Direct-to-consumer outdoor furniture brand Outer announced that it has completed a $50 million Series B funding round led by Kathy Xu of Capital Today. With the investment, the company plans to develop new sustainable materials, build an eco-friendly supply chain and expand into an international market. Following a Series A round in January of this year, the new capital brings the startup’s total funding to $65 million—and for good reason: Outer experienced a 1,000 percent sales increase amid the pandemic. And the brand achieved that growth without the middlemen of retailers, distributors and traditional brick-and-mortar showrooms. How did they do it?
The trend was well underway before the pandemic. As malls and department stores have increasingly lost their luster (and foot traffic), retailers have sought ways to reach customers outside the traditional experience. The Los Angeles–based company, founded in 2017, attempted a strategy from outside the world of retail—specifically, the model popularized by Airbnb. Outer co-founder and CEO Jiake Liu has been a guest and a host for the travel company, a process that taught him the importance of personal connections on both sides of the housing equation.
In 2019, Outer launched its Neighborhood Showroom program, in which customers who had purchased the company’s modular outdoor furniture could sign up to become a “host” in their area, welcoming prospective customers into their home to check out the products in person by appointment. (Virtual tours began to take off during the pandemic.) In return, hosts receive a discount on their own purchases, along with monthly compensation ranging from $200 to $2,000 per month, depending on their availability, neighborhood and seasonality. Starting with just 12 residences in the L.A. area, Outer has grown its host base to 1,000 across the country in a little over two years. The success rate has proved the unorthodox model to be worth the brand’s time, with one-third of every showroom visit resulting in a sale, according to the company.
Liu knew the unusual strategy would help customers envision the products in their lives. “When I was shopping for my own outdoor furniture, I remember going into a stuffy, air-conditioned showroom and seeing a set of furniture that’s never [been] outside—it's never seen the sun, the rain, the environment,” he says. “I thought, There’s got to be a better way to allow potential customers to experience the furniture in person.”
Longevity is the true test of outdoor pieces, so consumers typically want to see how they perform after a few seasons of being exposed to the elements. According to Miami-based host Gema Santana, questions related to performance are the most commonly asked as potential customers sit on the pieces and inspect the materials. Plus, the outdoor setting offers a less awkward terrain for strangers, says Liu: “It’s not like selling a mattress—imagine inviting a stranger to roll in your bed. That’s a different conversation!”

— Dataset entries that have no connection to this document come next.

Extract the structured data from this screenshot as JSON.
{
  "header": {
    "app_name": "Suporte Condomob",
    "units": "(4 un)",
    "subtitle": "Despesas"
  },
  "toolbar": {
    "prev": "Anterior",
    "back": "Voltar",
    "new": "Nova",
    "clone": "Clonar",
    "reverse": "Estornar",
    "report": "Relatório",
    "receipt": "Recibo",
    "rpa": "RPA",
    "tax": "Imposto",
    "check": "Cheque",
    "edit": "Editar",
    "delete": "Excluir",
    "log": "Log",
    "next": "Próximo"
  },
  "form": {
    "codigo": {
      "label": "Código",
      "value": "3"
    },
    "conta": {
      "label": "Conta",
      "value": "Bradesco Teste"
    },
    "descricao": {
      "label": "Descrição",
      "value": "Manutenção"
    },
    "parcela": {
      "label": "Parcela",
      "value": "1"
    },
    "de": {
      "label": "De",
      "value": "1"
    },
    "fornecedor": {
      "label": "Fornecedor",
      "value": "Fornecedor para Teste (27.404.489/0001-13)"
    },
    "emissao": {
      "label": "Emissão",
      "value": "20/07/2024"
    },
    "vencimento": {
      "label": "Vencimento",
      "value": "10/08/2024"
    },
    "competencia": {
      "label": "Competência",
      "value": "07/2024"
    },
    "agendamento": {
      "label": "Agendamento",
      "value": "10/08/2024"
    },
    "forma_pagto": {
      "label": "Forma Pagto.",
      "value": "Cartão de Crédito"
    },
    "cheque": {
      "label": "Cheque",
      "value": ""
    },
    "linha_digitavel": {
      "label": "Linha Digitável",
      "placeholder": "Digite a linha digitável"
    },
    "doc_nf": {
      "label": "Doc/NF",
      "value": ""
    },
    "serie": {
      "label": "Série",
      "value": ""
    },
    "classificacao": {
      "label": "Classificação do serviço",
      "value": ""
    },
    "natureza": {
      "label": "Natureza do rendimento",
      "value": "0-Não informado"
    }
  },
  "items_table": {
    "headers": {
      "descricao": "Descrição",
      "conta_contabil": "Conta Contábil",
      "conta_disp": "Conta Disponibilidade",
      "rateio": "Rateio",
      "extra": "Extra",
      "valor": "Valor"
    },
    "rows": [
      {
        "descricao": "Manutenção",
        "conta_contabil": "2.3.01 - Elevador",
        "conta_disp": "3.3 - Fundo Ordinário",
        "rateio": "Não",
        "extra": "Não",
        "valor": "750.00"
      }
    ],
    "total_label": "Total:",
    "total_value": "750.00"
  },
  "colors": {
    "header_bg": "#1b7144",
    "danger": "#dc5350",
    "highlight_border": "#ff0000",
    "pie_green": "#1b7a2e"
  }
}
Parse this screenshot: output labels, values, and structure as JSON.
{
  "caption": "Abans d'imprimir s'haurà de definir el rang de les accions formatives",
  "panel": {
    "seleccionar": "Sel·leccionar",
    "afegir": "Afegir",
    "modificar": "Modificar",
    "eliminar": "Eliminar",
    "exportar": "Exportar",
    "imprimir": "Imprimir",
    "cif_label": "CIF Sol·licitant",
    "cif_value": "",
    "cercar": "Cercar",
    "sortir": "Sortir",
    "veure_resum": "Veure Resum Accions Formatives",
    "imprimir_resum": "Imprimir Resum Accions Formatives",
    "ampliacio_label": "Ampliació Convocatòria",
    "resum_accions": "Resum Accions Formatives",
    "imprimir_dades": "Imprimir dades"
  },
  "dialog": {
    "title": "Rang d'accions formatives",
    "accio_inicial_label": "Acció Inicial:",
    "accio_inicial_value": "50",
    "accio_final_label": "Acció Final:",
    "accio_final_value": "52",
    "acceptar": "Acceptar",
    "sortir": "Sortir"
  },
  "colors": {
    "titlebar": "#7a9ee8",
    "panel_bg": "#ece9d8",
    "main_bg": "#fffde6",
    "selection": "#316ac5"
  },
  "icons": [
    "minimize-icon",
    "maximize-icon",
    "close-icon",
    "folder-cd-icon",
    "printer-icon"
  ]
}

Another driver of the strategy’s success—and the biggest reason hosts give for deciding to participate—is its emphasis on building community, both internally among hosts and within the surrounding communities. A recent survey conducted by Outer found that 97 percent of hosts wanted more contact with their neighbors and community, a number bolstered by the 89 percent who reported feeling more connected to those groups after hosting a Neighborhood Showroom visit. When scouting, Outer seeks hosts with the desire to connect and those Liu refers to as “true believers”—people who genuinely enjoy the furniture and can speak to it authentically.
William Pilat falls into that category. A self-described Shark Tank advocate (Outer was featured on the business reality show in 2019), Pilat purchased his first set of the company’s furniture following a 400-square-foot roof deck renovation on his Philadelphia home after seeing it on the show. “They had this community aspect—I remember watching and thinking, That’s just wonderful, being in the same situation someone was in previously and helping them along in their experience,” he says. “The moment the deck was built, I called Outer [and asked]: ‘How do I do this?’”
As a marketing professional, he was a natural fit for the program. Outer doesn’t provide its hosts with a sales script, and the company compensates them whether or not the customer follows through with a sale. As a result, Pilat says the interactions often turn into personal, get-to-know-you visits.
The neighborhood feel has been a favorite aspect for Atlanta-based host Emily Porche, who happens to be an e-design company owner and design blogger. A five-piece wicker set from Outer sits around a fire pit overlooking her home’s pool and two fairways on the golf course beyond. Porche says she has even kept in touch with a few visitors from the few dozen tours she has hosted thus far. “I love being social and meeting new people, especially those in the community around me, so thought this would be a fun, non-intrusive way to host and get to meet people in my own home,” she says.
While the brand has participated in other retail experiences, including pop-ups in Chicago and L.A., Liu says Outer is focused on building out its Neighborhood Showroom infrastructure rather than breaking into traditional showroom spaces. “I do think we’re in the unique position to pave the way for neighborhood commerce,” he says. “The way that people shop, and what people expect from retail, is evolving. A lot of people chant the death of retail, but I don’t personally believe that. If you can just go to a neighbor’s backyard and check out products in a real, natural, authentic setting, talking to a customer without the pressure of a commissioned salesperson, I think that’s an option that should be available not just for outdoor furniture, but more products in the future.”
Homepage image: Emily Porche’s outdoor setup, where she hosts Outer’s Neighborhood Showroom visits | Courtesy of Outer